In short, truth is becoming irrelevant and people believe what they want to believe. And politicians in Malta are playing the same game. 

For example, the perception that the Nationalist Party (PN) does not care a hoot about the so-called south of Malta is not borne out by the historical facts. But nevertheless Prime Minister Joseph Muscat plays this up whenever opposition leader Simon Busuttil speaks about developments in the area. 

Busuttil’s recent visit to Palumbo shipyards and his genuine concern about the Freeport not being allowed to develop further have also been ‘translated’ by Labour into how Busuttil doesn’t care about the inconveniences that the residents of these areas have to endure as a result of these successful commercial enterprises. This is a good example of a perceived non-truth being reinforced as a truth.

On the other hand, the PN plays on the perception that whatever the Muscat adminsitration does is tainted with corruption. Corruption is undoubtedly evident in a number of cases but this is then ‘translated’ to a receptive audience as being the only reason that drives Muscat on and the only reason why all decsions are made. 

I think that the implication that the demerger of the Malta Environment and Planning Authority (MEPA) and the recent setting up of a Lands Authority are part of the current adminsitration’s corruption ‘plot’ is rubbish. But such an implication finds fertile ground when there is a nurtured popular perception that whatever Muscat does is motivated by corruption.

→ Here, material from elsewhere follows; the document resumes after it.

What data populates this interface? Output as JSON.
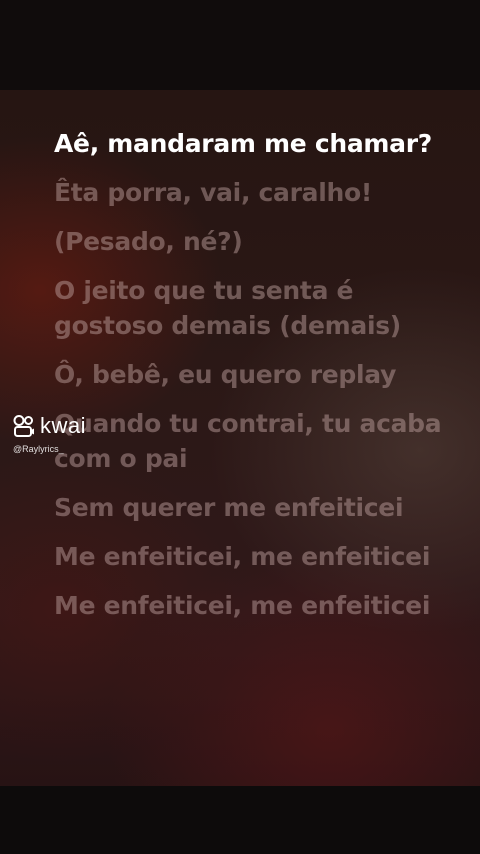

And in both cases, one can easily see the impact that social media has made to reinforce these prejudices.

It does seem that today truth has no place in the politcal game. Instead, it has been taken over by the impressions, perceptions and conspiracy theories that people are being bombarded with. 

When politicians realise what the people want to believe, they have a field day and truth becomes irrelevant.

Manoel Island saga – sympathy for the protesters 

This week the popular forced entry into the Manoel Island area where the MIDI consortium had closed everything up made the news. 

I sympathise with the protestors.

The problem with the foreshore of Manoel Island not being available to the public – as it should be – stems from the way the MIDI consortium, awarded the Tigné/Manoel Island development, has proceeded with carrying out their contractual obligations. 

They decided to proceed with the development (some say over-development) of Tigné, while leaving Manoel Island on the back burner to be developed some day in the far away future. That was in the interest of cash flow, of course!

To be fair, one has to mention that they restored the fort in Manoel Island beautifully – a fine job indeed, which still cannot be enjoyed by anyone however, whether Maltese citizens or tourists.

Meanwhile they dragged their feet on developing the rest of Manoel Island. So the news that they tried to sell the development potential of Manoel Island to third parties came as no surprise to me. As I said, it is cash flow that dictates how the consortium works.

But I do not blame the protestors who gate-crashed into the MIDI area to be able to swim. The foreshore, after all, was to remain in the public domain.

Why did MIDI close the area up for so many years? Was it simply because it would have been susceptible to vandalism and drug abuse otherwise? On the other hand, leaving the area accessible and guarding it until the development was carried out would have created a cash flow problem...

Even so, MIDI should seek some sort of agreement with the Gzira Local Council.

[email protected]

michaelfalzon
Michael Falzon is a former government minister who served under several Nationalist admini...
DealToday
follow us on facebook